Yet when it came to Jews—or at least Jewish charities—Fred Trump had a soft spot. According to his June 26, 1999, obituary in the New York Times, Trump the Elder gave generously to the Long Island Jewish Hospital, where he ultimately died of complications from pneumonia compounded by a six-year struggle with Alzheimer’s disease.
Donald Trump’s cockamamie plans to build a Mexico-financed wall on our southern border, his demands that American Muslims carry special IDs while their foreign brethren be prevented from entering the United States, or his insistence that we use torture as a negotiation strategy, hardly make him another Hitler. Rather, Trump is engendering an old fashioned American kind of hatred—the kind this country saw on that cold February night in 1939. And just as it is worth remembering Fritz Kuhn, it is also worth remembering how Americans responded to his attempt to hijack George Washington and the Founding Fathers in the name of Fascism.
In 1930s Germany, standing up to Hitler meant death. But in the United States, when Kuhn laid out his plan to 20,000 followers in Madison Square Garden, New York streets surrounding the venue were choked with an estimated 100,000 people of all stripes, from college student Trotskyites to button-down businessmen all determined to stop Kuhn and the German-American Bund. Dorothy Thompson, the journalist tossed from the event, marked this moment with pride as the second time she was kicked out by a Fascist: Thompson was the first foreign correspondent sent packing by Nazi Germany afterHarper’s published her interview with Hitler, describing the fuhrer as “formless, almost faceless, a man whose countenance is a caricature, a man whose framework seems cartilaginous, without bones. He is inconsequent and voluble, ill poised and insecure. He is the very prototype of the little man.”
Isidore Greenbaum, the Brooklynite who rushed the stage in the midst of Kuhn’s speech in a valiant attempt to take down him, was beaten en masse by German-American Bund guards. Greenbaum’s pants were ripped from his legs in the melee, after which he was tossed into the arms of New York’s finest, who hadto arrest him. When taken to night court, Greenbaum explained in his defense that he was infuriated by Kuhn and that direct action was vital regardless of any riot that could have ensued. “Don’t you realize that innocent people might have been killed?” the judge admonished Greenbaum. “Don’t you realize that plenty of Jewish people might be killed with their persecution up there?” Greenbaum fired back.

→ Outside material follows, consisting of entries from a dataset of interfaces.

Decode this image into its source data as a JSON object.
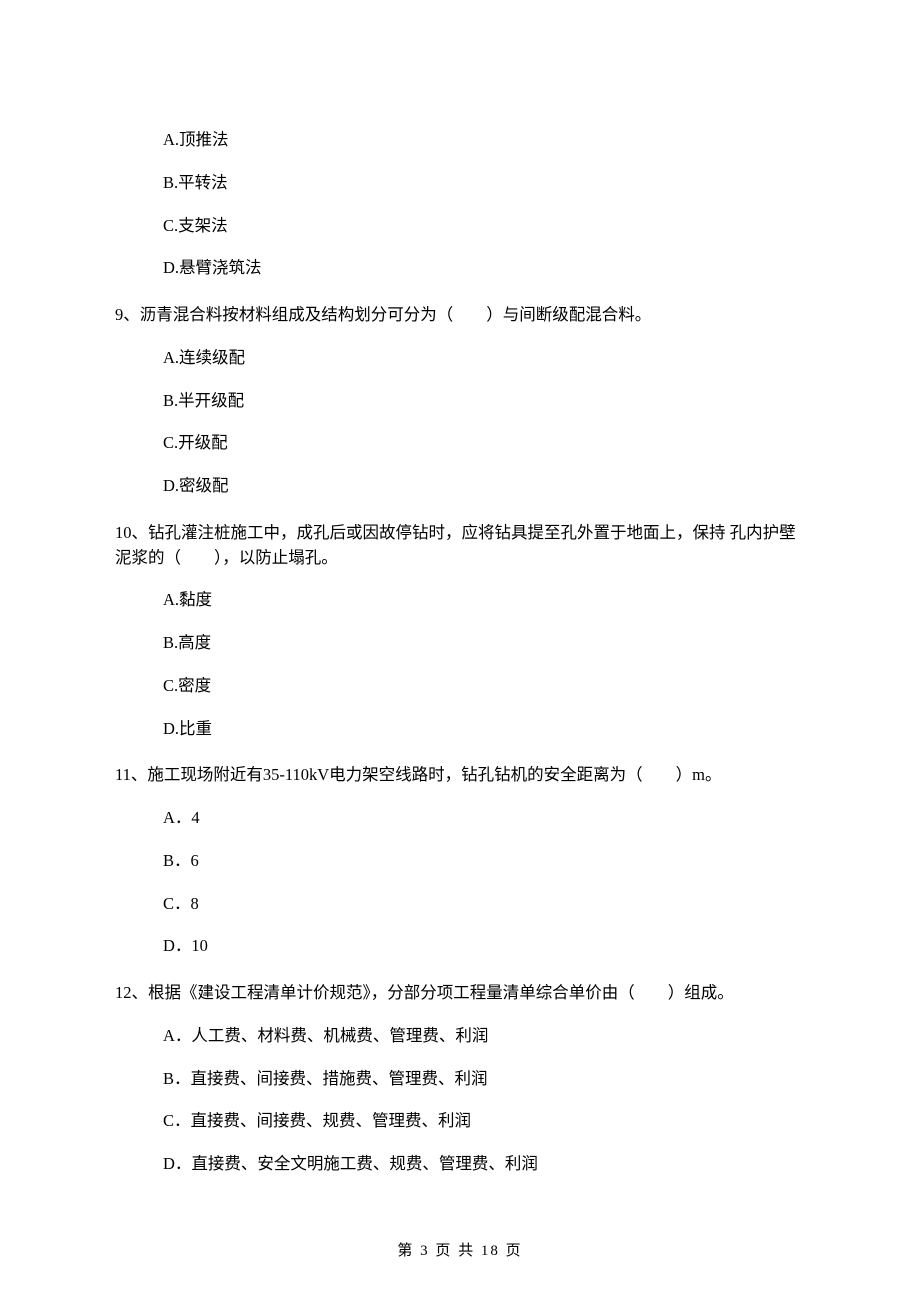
{
  "q8_options": {
    "a": "A.顶推法",
    "b": "B.平转法",
    "c": "C.支架法",
    "d": "D.悬臂浇筑法"
  },
  "q9": {
    "stem": "9、沥青混合料按材料组成及结构划分可分为（　　）与间断级配混合料。",
    "a": "A.连续级配",
    "b": "B.半开级配",
    "c": "C.开级配",
    "d": "D.密级配"
  },
  "q10": {
    "stem": "10、钻孔灌注桩施工中，成孔后或因故停钻时，应将钻具提至孔外置于地面上，保持 孔内护壁泥浆的（　　），以防止塌孔。",
    "a": "A.黏度",
    "b": "B.高度",
    "c": "C.密度",
    "d": "D.比重"
  },
  "q11": {
    "stem": "11、施工现场附近有35-110kV电力架空线路时，钻孔钻机的安全距离为（　　）m。",
    "a": "A．4",
    "b": "B．6",
    "c": "C．8",
    "d": "D．10"
  },
  "q12": {
    "stem": "12、根据《建设工程清单计价规范》，分部分项工程量清单综合单价由（　　）组成。",
    "a": "A．人工费、材料费、机械费、管理费、利润",
    "b": "B．直接费、间接费、措施费、管理费、利润",
    "c": "C．直接费、间接费、规费、管理费、利润",
    "d": "D．直接费、安全文明施工费、规费、管理费、利润"
  },
  "footer": "第 3 页 共 18 页"
}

We’ve seen the picture of a Trump supporter in Chicago defiantly throwing a stiff armed “Sieg heil” styled salute at anti-Trump protesters, as well as the video of another Trump supporter screaming “Go back to fuckin’ Auschwitz!” outside of a Kansas City event. What links them not with Hitler, but with Fritz Kuhn, is that the larger majority of Americans share the sensibilities of Dorothy Thompson, Isidore Greenbaum, and the countless others who ultimately cast Fritz Kuhn and the German-American Bund onto the ash-heap of history.